When patients check into a hospital, they expect doctors there to fix what ails them, but one in 20 patients seeking care at hospitals contract a health care–based infection. Those infections escalate care costs to the tune of billions of dollars. And many of them–one in five–are part of the scary alphabet soup of superbugs that are resistant to antibiotics. The problem is not a new one, top health officials say, but as more patients receive minor surgeries and care at clinics and doctor’s offices instead of pricier hospital settings, that shift could fuel the growth of infections outside of hospitals.

Hospitals are already making some headway against pernicious infections that thrive on medical surfaces, including tubes and instruments. Preventable infections that crop up as patients receive surgery have dropped by one fifth in the past four years, the Centers for Disease Control and Prevention told a Senate panel today. Over that time, “central line–associated bloodstream infections were reduced by 44 percent and surgical site infections by 20 percent,” testified Beth Bell, director of the National Center for Emerging and Zoonotic Infectious Diseases, previewing new CDC findings comparing hospital infections, slated for release next year. Other recent data suggest that there were 30,000 fewer methicillin-resistant Staphylococcus aureus (MRSA) infections in 2011 than there were in 2005, as well as 9,000 fewer deaths. (Although rates of MRSA infection among children remain largely unchanged and disproportionately affect young infants and black children.) Similar data tracking health care–associated infections in settings outside hospitals is harder to come by, but that must start to change, Bell noted.

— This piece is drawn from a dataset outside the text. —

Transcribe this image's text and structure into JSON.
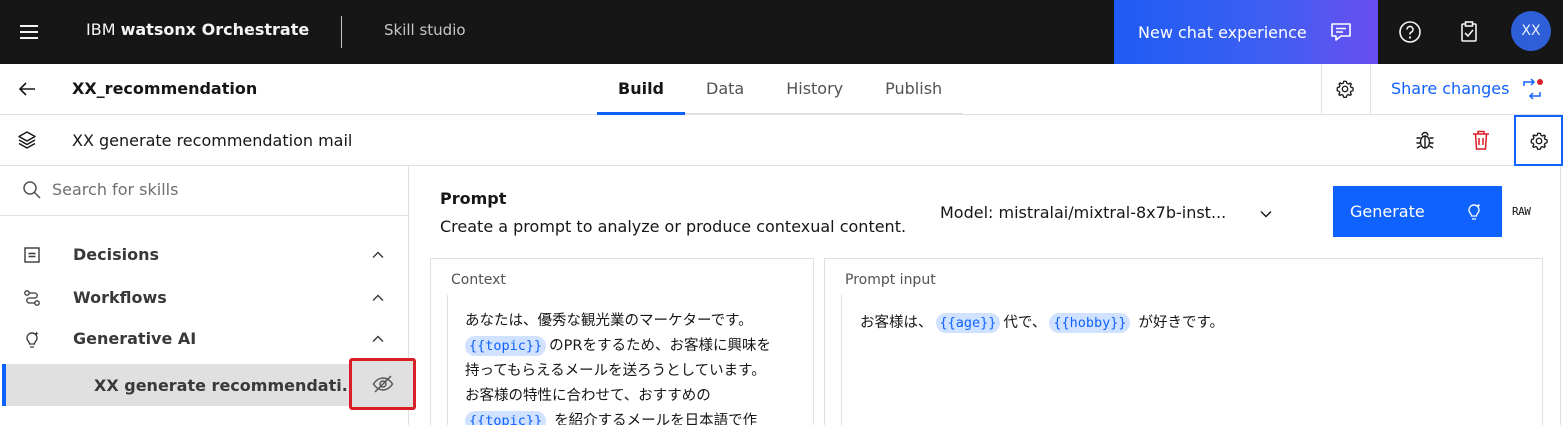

More complicated surgeries are now taking place in ambulatory centers, where medical personnel do not have the same level of information, Bell added, and there is a need to strengthen the principles of infection control and communication to help ward off preventable infections outside of hospitals.

The reduced infections in hospital settings can be attributed to better technical assistance and training and to programs that refuse to pay the tab for preventable health care–associated infections, federal officials testified. Medicare, state Medicaid programs and many private-sector health plans and purchases are moving toward payment systems that reward better outcomes instead of volume of services. For example, Medicare pays hospitals standard rates for original admissions but will not pay them for the additional costs associated with the care and treatment of health care–associated infections, explained Patrick Conway, chief medical officer of the Center for Medicare & Medicaid Services (CMS).

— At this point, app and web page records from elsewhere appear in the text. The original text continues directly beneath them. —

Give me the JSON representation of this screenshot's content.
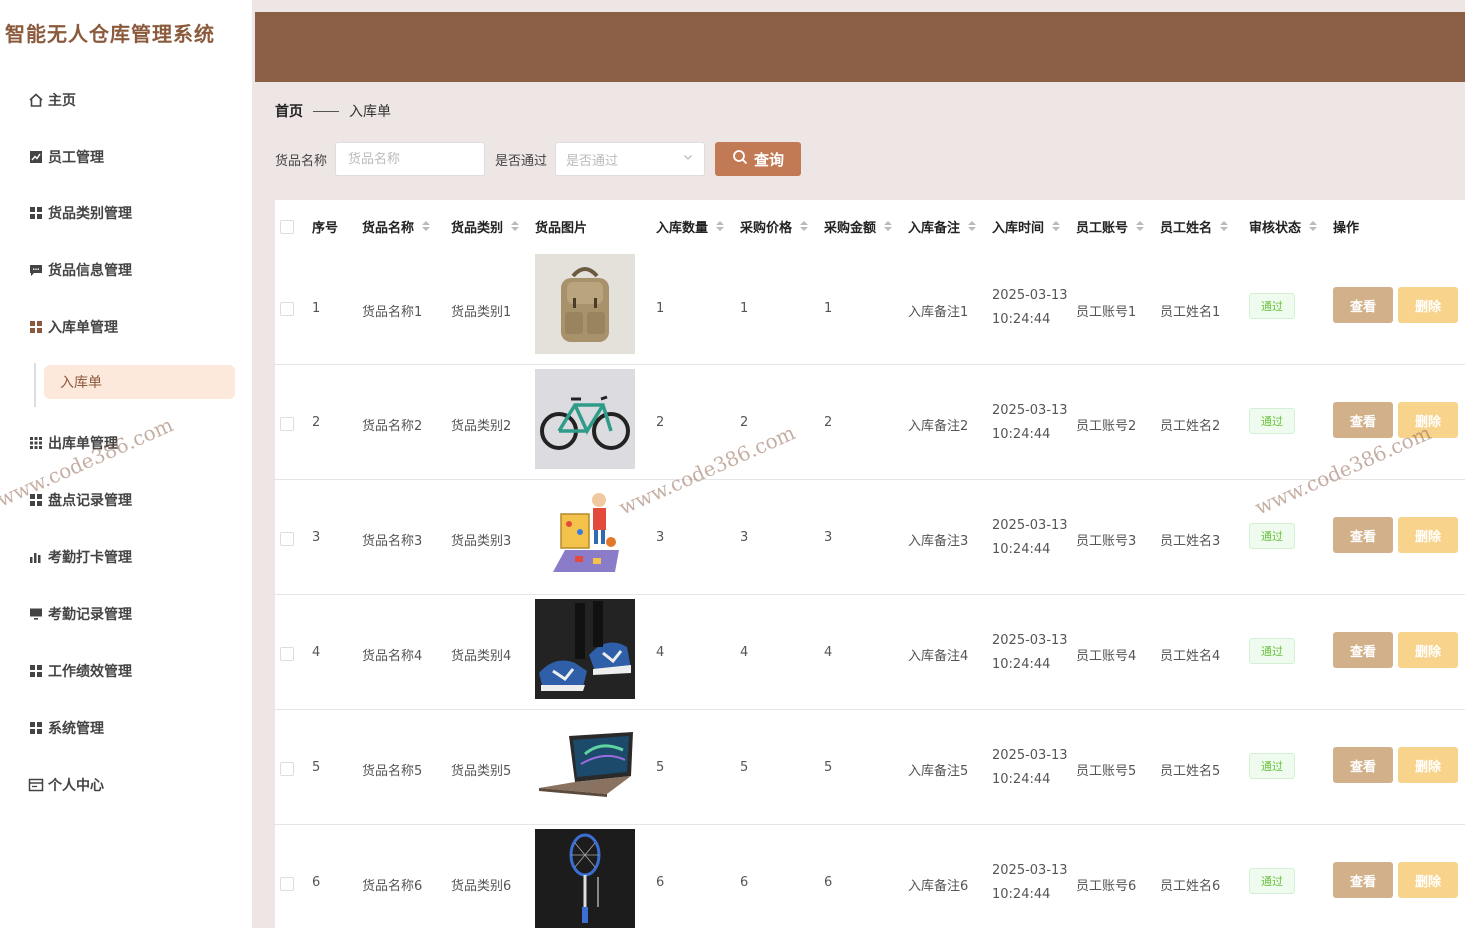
{
  "app": {
    "title": "智能无人仓库管理系统"
  },
  "sidebar": {
    "items": [
      {
        "label": "主页",
        "icon": "home-icon"
      },
      {
        "label": "员工管理",
        "icon": "chart-icon"
      },
      {
        "label": "货品类别管理",
        "icon": "grid-icon"
      },
      {
        "label": "货品信息管理",
        "icon": "message-icon"
      },
      {
        "label": "入库单管理",
        "icon": "grid-icon"
      },
      {
        "label": "出库单管理",
        "icon": "grid-icon"
      },
      {
        "label": "盘点记录管理",
        "icon": "grid-icon"
      },
      {
        "label": "考勤打卡管理",
        "icon": "bar-chart-icon"
      },
      {
        "label": "考勤记录管理",
        "icon": "monitor-icon"
      },
      {
        "label": "工作绩效管理",
        "icon": "grid-icon"
      },
      {
        "label": "系统管理",
        "icon": "grid-icon"
      },
      {
        "label": "个人中心",
        "icon": "card-icon"
      }
    ],
    "submenu": {
      "label": "入库单"
    }
  },
  "breadcrumb": {
    "home": "首页",
    "current": "入库单"
  },
  "search": {
    "name_label": "货品名称",
    "name_placeholder": "货品名称",
    "pass_label": "是否通过",
    "pass_placeholder": "是否通过",
    "query_label": "查询"
  },
  "table": {
    "headers": {
      "index": "序号",
      "name": "货品名称",
      "category": "货品类别",
      "image": "货品图片",
      "quantity": "入库数量",
      "price": "采购价格",
      "amount": "采购金额",
      "remark": "入库备注",
      "time": "入库时间",
      "account": "员工账号",
      "staff": "员工姓名",
      "status": "审核状态",
      "action": "操作"
    },
    "view_label": "查看",
    "delete_label": "删除",
    "rows": [
      {
        "index": "1",
        "name": "货品名称1",
        "category": "货品类别1",
        "image": "backpack",
        "quantity": "1",
        "price": "1",
        "amount": "1",
        "remark": "入库备注1",
        "date": "2025-03-13",
        "clock": "10:24:44",
        "account": "员工账号1",
        "staff": "员工姓名1",
        "status": "通过"
      },
      {
        "index": "2",
        "name": "货品名称2",
        "category": "货品类别2",
        "image": "bicycle",
        "quantity": "2",
        "price": "2",
        "amount": "2",
        "remark": "入库备注2",
        "date": "2025-03-13",
        "clock": "10:24:44",
        "account": "员工账号2",
        "staff": "员工姓名2",
        "status": "通过"
      },
      {
        "index": "3",
        "name": "货品名称3",
        "category": "货品类别3",
        "image": "toys",
        "quantity": "3",
        "price": "3",
        "amount": "3",
        "remark": "入库备注3",
        "date": "2025-03-13",
        "clock": "10:24:44",
        "account": "员工账号3",
        "staff": "员工姓名3",
        "status": "通过"
      },
      {
        "index": "4",
        "name": "货品名称4",
        "category": "货品类别4",
        "image": "sneakers",
        "quantity": "4",
        "price": "4",
        "amount": "4",
        "remark": "入库备注4",
        "date": "2025-03-13",
        "clock": "10:24:44",
        "account": "员工账号4",
        "staff": "员工姓名4",
        "status": "通过"
      },
      {
        "index": "5",
        "name": "货品名称5",
        "category": "货品类别5",
        "image": "laptop",
        "quantity": "5",
        "price": "5",
        "amount": "5",
        "remark": "入库备注5",
        "date": "2025-03-13",
        "clock": "10:24:44",
        "account": "员工账号5",
        "staff": "员工姓名5",
        "status": "通过"
      },
      {
        "index": "6",
        "name": "货品名称6",
        "category": "货品类别6",
        "image": "badminton-racket",
        "quantity": "6",
        "price": "6",
        "amount": "6",
        "remark": "入库备注6",
        "date": "2025-03-13",
        "clock": "10:24:44",
        "account": "员工账号6",
        "staff": "员工姓名6",
        "status": "通过"
      }
    ]
  },
  "watermarks": [
    "www.code386.com",
    "www.code386.com",
    "www.code386.com"
  ],
  "colors": {
    "banner": "#8b5e46",
    "accent": "#c27a55",
    "view": "#d2b08a",
    "delete": "#f7d38c",
    "pass": "#67c23a"
  }
}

Those incentive policies, however, refer only to hospitals receiving certain kinds of payment from CMS. Long-term-care hospitals, cancer centers, children’s inpatient facilities, rural health clinics and Veterans Administration hospitals, among others, continue to be exempt from such programs (see below for the full list of exemptions). Closing the loop so that every hospital will be subject to programs that offer incentives for reducing such infections will be critical, said Senator Tom Harkin of Iowa, chairman of the Senate Health, Education, Labor and Pensions committee. “We need regulation in every state to address this,” he said.

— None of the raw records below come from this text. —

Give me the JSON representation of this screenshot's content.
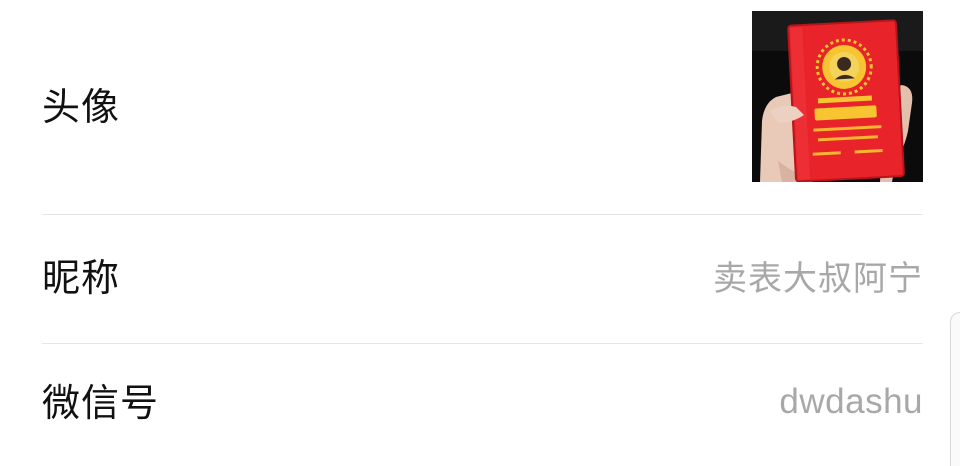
{
  "profile": {
    "avatar": {
      "label": "头像",
      "image_desc_icon": "red-book-photo-icon"
    },
    "nickname": {
      "label": "昵称",
      "value": "卖表大叔阿宁"
    },
    "wechat_id": {
      "label": "微信号",
      "value": "dwdashu"
    }
  },
  "colors": {
    "label": "#111111",
    "value": "#a8a8a8",
    "divider": "#e6e6e6",
    "book_red": "#e8232a"
  }
}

Simple actions such as diligently following medical checklists that help to create more sanitary conditions and alert medical personnel to signs of infection could make a significant dent in the spread of infection, Bell said. “Hand washing is probably the most important thing anyone can do to reduce transmission.”

“This can be solved, but it is going to take some concerted effort,” Harkin said. “I think this is one of the most important hearings that this committee has had or will have this entire year.”

The CDC has laid out a goal of wiping out all health care–associated infections one day, but Senator Lamar Alexander of Tennessee pressed for answers about how practical that might be. “Whether we can get down to zero health care–associated infections I don’t know,” Bell admitted. “But we certainly have a long way to go. There is much, much improvement we can make as we drive toward that as a goal.”